Edward Santos
Edward Santos
1,415 Points

Why does the page load 10 different dots, and not just one dot with the later iteration of the color?

I am not understanding why each dot appears. I though only the last iteration of html would display

Steven Parker
Steven Parker
228,978 Points

Please show your code so we can see what's going on.

Remember to use the instructions for code formatting in the Markdown Cheatsheet pop-up below the "Add an Answer" area. :arrow_heading_down:   Or watch this video on code formatting.

1 Answer

Jerry Wu
Jerry Wu
1,845 Points

If I understand what you are asking, your assumption is that only one dot should be created with the last random color generated. For that to happen, document.write(html); would have to write the following line exactly one time:

'<div style="background-color:' + rgbColor + '"></div>'

However, when you run the for loop, the code has a += to write the above line to the html variable the number of times you are running the for loop for. Per the instructions, it is ran 10 times. This will make it such that:
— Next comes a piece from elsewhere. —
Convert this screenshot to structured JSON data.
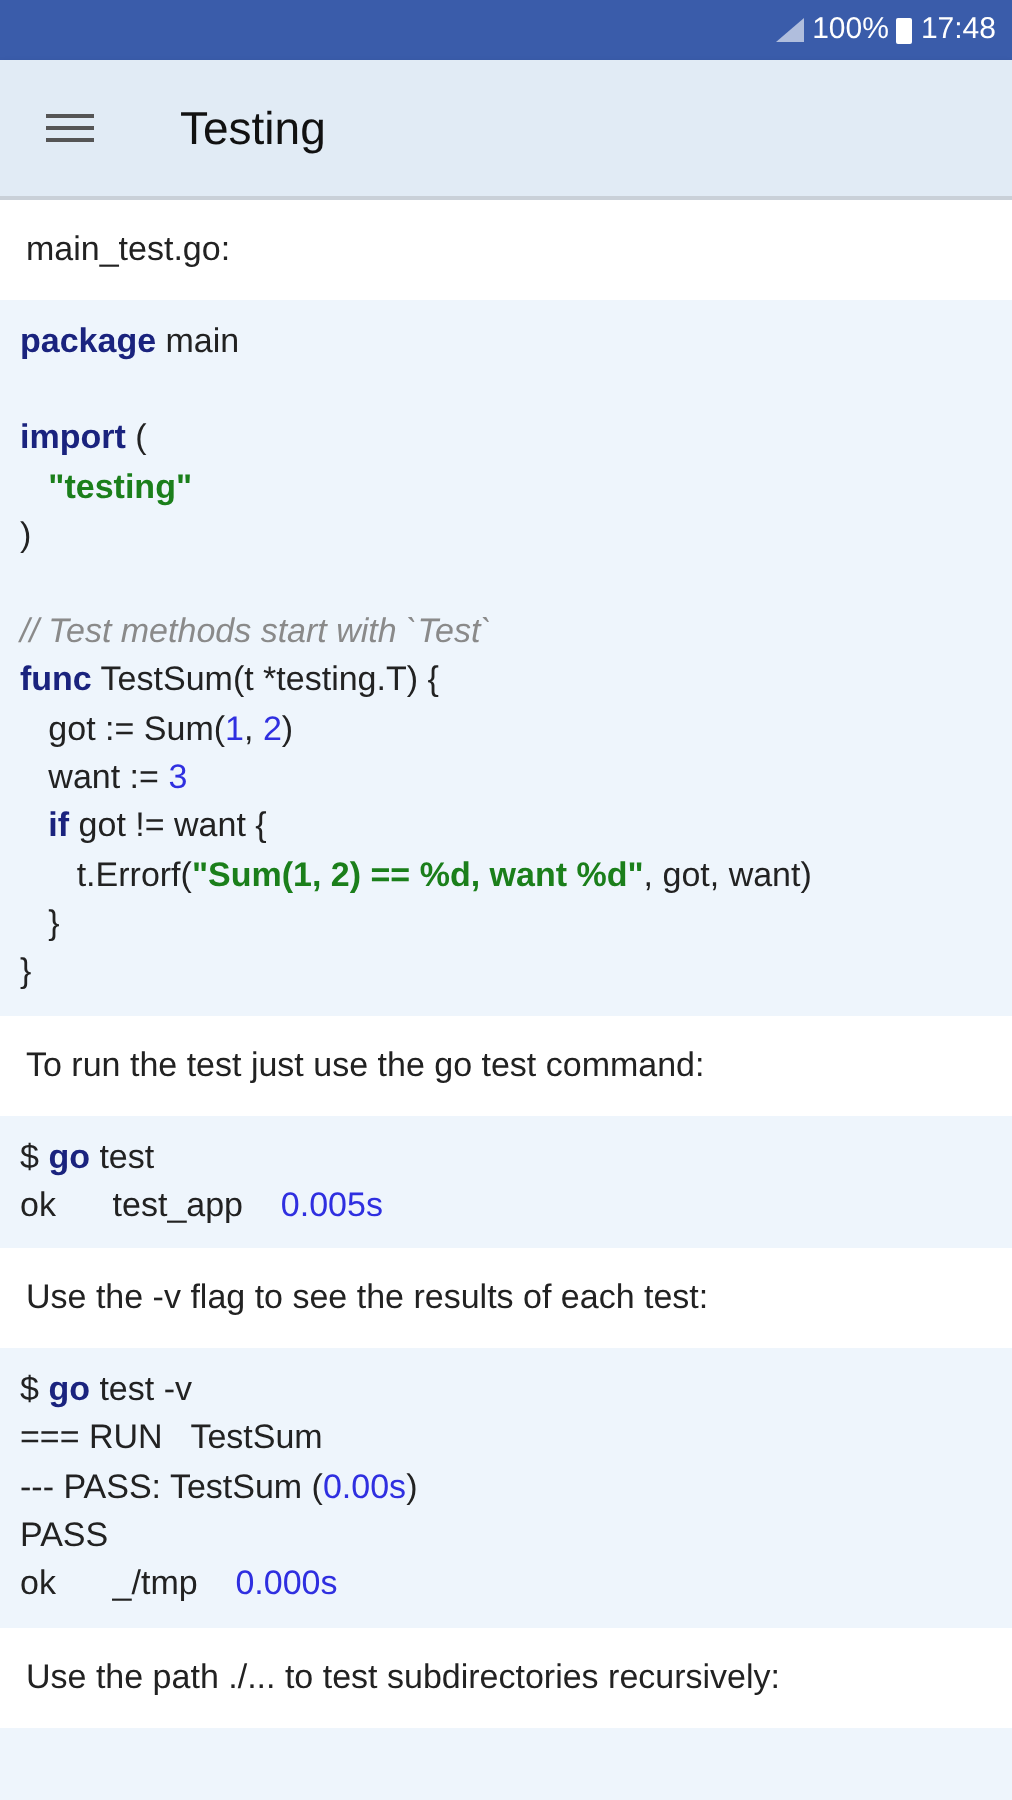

var html = '<div style="background-color:' + rgbColor + '"></div>''<div style="background-color:' + rgbColor + '"></div>''<div style="background-color:' + rgbColor + '"></div>''<div style="background-color:' + rgbColor + '"></div>''<div style="background-color:' + rgbColor + '"></div>''<div style="background-color:' + rgbColor + '"></div>''<div style="background-color:' + rgbColor + '"></div>''<div style="background-color:' + rgbColor + '"></div>''<div style="background-color:' + rgbColor + '"></div>''<div style="background-color:' + rgbColor + '"></div>'

Each rgbColor stores a different randomized color based on the randomized red, blue, and green variables. Therefore, you end up with 10 iterations of 10 randomly generated colors.